**YOUR ASSIGNMENT:** Tell me, please, how many lines in the records below include the word "communication". Give no more than the number.
RECORDS FOR THE TASK: Begin
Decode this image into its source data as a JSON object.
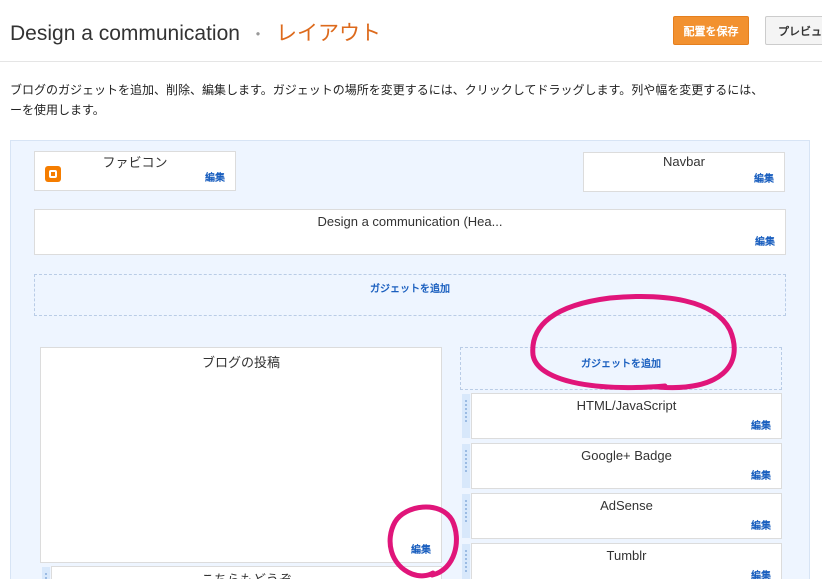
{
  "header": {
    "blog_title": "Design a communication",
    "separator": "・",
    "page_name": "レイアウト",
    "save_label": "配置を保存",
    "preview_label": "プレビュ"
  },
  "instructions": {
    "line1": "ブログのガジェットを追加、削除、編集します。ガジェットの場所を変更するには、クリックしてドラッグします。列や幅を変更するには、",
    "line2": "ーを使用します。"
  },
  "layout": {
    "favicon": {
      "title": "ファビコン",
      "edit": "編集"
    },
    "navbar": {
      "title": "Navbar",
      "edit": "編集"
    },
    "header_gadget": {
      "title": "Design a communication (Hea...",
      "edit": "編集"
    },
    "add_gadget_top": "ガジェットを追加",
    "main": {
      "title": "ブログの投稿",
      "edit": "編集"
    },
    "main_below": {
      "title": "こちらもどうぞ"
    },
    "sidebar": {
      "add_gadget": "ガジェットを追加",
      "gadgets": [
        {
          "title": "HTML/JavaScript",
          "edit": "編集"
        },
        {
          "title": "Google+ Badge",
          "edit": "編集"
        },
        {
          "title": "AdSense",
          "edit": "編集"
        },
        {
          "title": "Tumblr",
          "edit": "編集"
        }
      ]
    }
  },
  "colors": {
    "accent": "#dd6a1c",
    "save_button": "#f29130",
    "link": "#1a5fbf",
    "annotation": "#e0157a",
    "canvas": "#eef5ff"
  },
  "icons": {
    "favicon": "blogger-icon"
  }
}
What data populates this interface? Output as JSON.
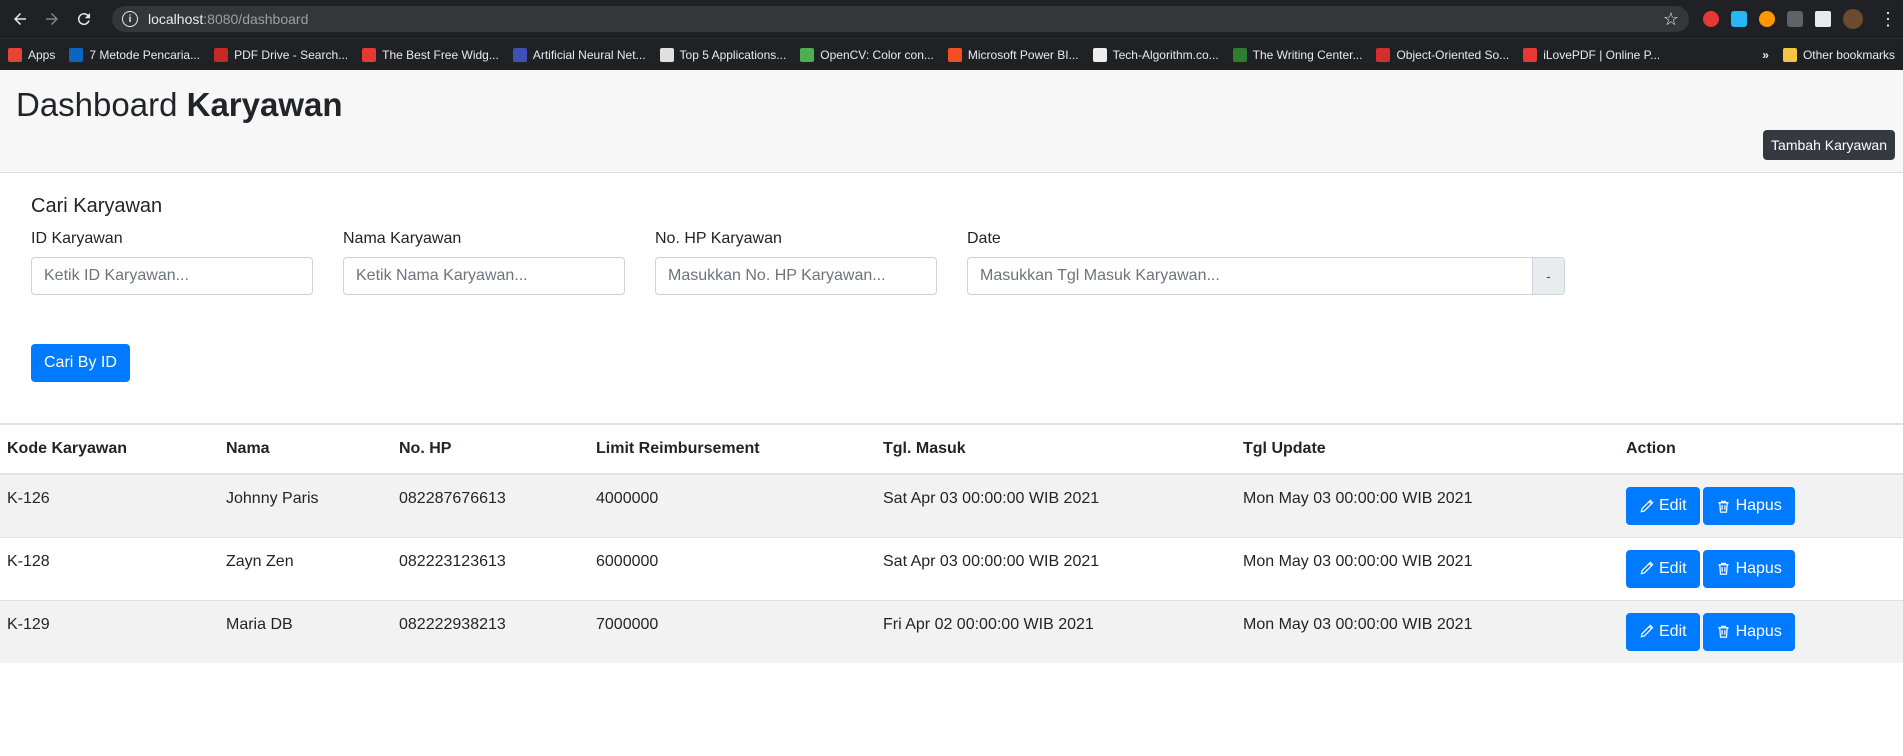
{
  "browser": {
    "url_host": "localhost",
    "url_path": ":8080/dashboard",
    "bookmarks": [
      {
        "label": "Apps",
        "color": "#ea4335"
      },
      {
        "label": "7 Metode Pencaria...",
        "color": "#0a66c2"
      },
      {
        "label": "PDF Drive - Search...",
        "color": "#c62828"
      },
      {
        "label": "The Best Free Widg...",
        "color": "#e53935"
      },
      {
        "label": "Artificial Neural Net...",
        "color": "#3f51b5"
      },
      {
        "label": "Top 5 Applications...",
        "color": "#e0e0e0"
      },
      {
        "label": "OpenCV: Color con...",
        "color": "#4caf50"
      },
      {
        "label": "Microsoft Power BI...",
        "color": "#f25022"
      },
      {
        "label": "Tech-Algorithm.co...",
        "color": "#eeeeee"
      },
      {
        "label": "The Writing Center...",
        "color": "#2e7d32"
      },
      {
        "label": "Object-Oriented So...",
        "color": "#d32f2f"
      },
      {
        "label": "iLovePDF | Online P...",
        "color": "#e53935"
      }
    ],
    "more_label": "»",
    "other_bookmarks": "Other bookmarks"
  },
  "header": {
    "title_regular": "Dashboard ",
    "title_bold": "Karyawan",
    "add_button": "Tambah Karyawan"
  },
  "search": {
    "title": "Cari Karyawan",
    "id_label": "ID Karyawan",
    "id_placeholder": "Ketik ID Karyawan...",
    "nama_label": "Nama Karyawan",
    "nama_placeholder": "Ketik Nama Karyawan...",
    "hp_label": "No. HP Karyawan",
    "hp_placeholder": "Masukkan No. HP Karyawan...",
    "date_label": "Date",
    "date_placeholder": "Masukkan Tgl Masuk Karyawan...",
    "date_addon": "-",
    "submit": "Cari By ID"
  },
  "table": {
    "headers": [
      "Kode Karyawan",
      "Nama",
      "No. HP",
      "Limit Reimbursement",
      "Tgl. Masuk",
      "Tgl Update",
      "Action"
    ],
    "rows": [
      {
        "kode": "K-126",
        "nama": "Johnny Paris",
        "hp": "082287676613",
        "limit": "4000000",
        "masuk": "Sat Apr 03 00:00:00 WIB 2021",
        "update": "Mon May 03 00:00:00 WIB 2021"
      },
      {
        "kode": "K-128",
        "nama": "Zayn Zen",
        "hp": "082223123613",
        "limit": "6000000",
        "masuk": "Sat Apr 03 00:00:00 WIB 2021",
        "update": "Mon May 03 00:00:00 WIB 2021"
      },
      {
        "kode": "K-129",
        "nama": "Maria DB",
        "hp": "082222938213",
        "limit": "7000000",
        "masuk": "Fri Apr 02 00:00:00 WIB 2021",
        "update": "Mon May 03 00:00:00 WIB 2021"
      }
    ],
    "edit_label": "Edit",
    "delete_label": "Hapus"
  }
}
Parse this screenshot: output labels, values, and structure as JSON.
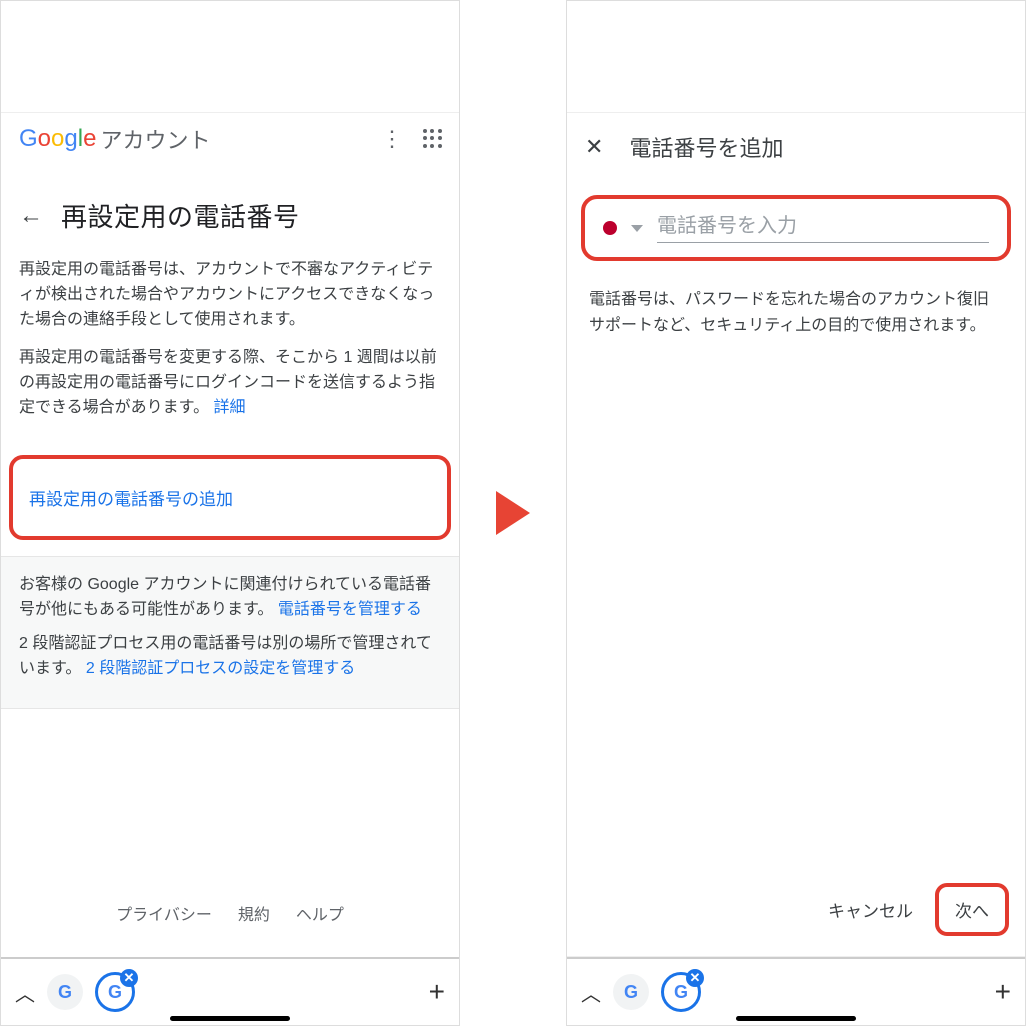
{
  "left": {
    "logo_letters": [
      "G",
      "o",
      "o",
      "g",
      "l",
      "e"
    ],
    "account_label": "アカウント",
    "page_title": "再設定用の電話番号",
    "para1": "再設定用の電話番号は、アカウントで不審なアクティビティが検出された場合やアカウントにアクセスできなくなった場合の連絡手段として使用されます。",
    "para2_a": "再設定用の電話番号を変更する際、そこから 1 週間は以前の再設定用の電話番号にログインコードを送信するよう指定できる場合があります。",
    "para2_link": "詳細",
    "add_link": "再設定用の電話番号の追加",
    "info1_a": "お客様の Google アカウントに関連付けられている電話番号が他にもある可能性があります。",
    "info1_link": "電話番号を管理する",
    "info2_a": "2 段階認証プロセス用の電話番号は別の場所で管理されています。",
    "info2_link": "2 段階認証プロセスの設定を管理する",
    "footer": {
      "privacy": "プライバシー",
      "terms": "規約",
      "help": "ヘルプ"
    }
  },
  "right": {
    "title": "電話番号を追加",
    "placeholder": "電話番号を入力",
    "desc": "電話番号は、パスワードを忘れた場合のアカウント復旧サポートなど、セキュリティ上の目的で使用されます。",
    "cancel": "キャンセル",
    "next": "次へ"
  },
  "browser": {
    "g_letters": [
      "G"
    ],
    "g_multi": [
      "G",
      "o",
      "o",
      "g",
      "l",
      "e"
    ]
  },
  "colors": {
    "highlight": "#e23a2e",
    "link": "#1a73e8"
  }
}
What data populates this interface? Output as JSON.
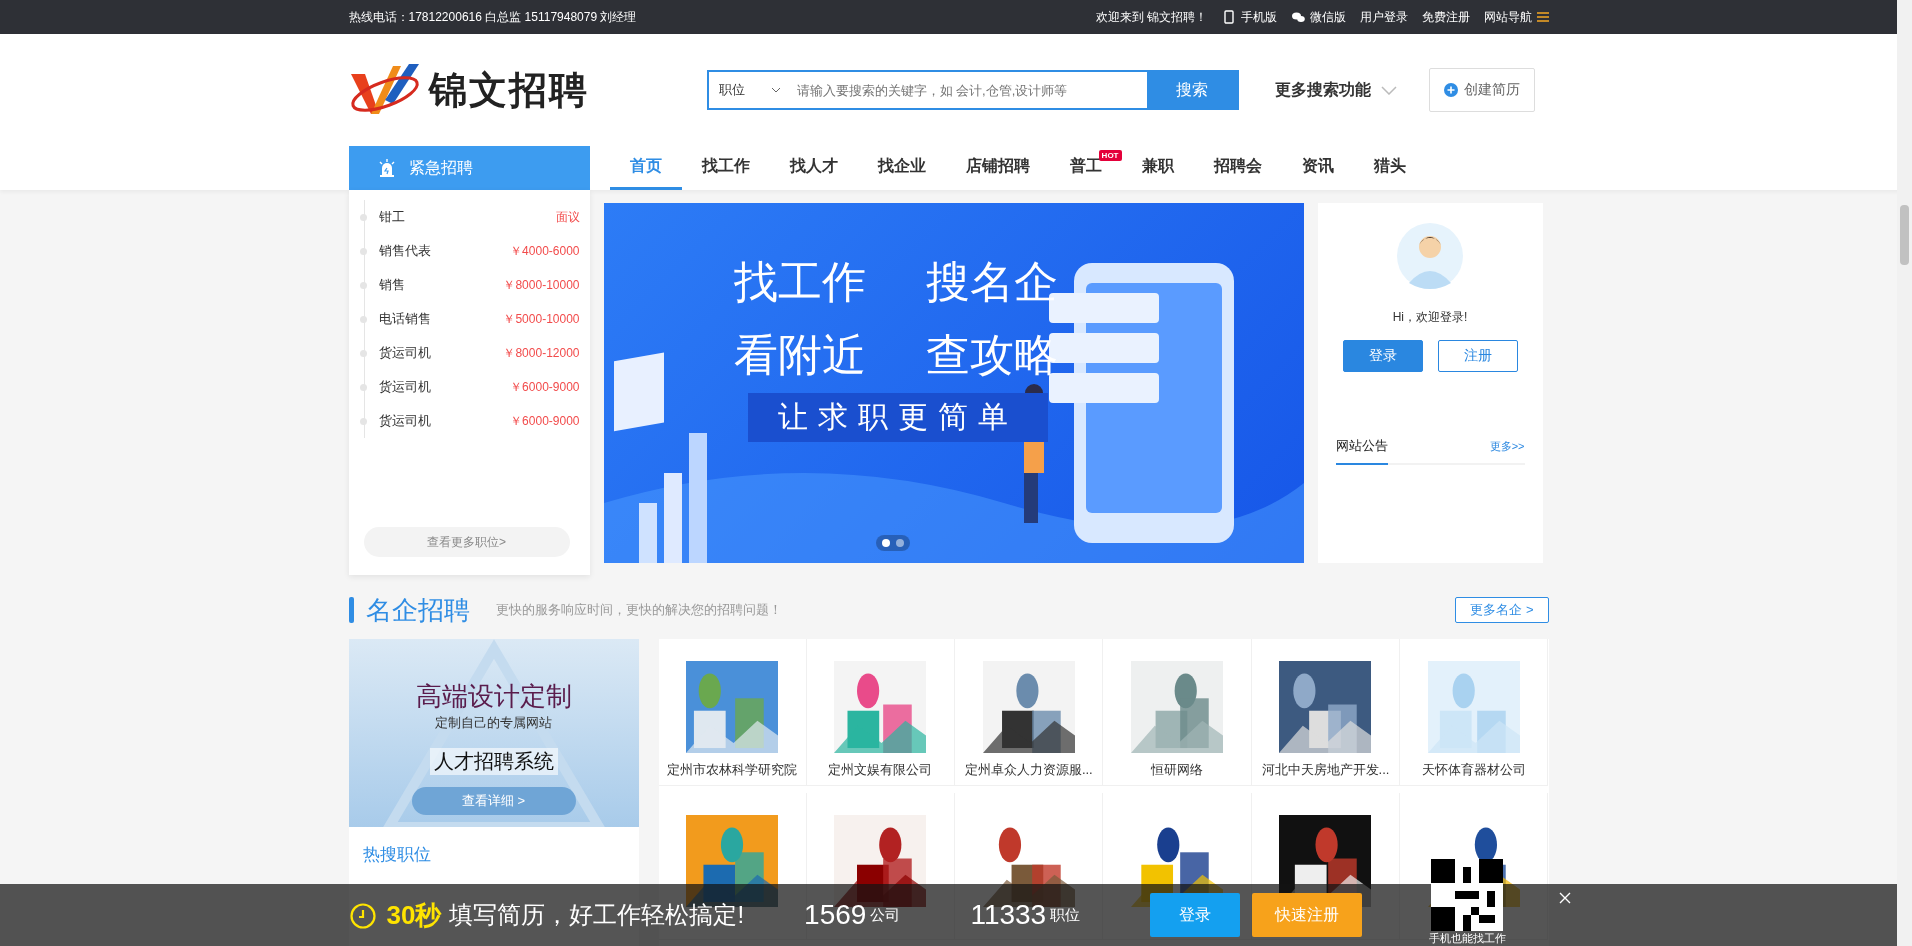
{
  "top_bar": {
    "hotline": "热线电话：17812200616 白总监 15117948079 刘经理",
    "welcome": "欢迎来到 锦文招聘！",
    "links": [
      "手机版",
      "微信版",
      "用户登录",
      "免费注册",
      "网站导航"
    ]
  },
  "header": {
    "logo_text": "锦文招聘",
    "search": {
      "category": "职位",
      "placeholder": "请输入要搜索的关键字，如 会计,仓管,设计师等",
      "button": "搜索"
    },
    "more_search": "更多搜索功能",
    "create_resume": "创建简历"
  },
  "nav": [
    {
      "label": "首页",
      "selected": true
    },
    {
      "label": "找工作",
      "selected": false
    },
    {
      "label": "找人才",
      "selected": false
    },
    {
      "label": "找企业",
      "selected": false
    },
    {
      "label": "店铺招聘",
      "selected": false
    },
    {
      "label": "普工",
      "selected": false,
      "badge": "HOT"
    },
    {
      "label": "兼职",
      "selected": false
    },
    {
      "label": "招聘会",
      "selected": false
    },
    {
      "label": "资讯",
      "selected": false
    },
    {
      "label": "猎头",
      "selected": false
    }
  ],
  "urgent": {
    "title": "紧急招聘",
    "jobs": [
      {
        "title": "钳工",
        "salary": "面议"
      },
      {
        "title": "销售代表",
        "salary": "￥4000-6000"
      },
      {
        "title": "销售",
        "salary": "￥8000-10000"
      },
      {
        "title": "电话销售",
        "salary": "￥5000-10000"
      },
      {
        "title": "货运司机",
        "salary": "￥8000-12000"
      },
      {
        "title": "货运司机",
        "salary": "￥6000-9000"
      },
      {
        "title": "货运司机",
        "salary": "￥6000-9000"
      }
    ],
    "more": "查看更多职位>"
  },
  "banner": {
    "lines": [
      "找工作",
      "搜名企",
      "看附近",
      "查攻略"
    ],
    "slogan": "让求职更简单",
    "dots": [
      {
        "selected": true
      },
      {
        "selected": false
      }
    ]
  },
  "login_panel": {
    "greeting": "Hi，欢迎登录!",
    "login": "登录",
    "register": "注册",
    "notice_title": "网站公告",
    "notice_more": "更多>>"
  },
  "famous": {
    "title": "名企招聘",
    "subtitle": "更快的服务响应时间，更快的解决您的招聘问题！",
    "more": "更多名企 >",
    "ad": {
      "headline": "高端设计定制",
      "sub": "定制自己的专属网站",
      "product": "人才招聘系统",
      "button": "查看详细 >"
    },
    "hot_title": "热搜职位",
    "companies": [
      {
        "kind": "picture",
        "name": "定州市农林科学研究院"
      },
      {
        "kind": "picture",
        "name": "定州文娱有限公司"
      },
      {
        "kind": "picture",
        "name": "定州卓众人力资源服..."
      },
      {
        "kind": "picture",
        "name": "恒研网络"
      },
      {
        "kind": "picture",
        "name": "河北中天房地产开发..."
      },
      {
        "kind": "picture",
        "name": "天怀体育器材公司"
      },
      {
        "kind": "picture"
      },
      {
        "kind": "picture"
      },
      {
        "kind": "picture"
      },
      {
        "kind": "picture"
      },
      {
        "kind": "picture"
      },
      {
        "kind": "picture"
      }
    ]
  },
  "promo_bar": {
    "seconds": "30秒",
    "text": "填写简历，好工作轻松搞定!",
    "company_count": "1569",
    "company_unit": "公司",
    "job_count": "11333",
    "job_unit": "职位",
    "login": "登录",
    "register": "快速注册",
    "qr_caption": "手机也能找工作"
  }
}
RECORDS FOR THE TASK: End
**YOUR SOLUTION:** 2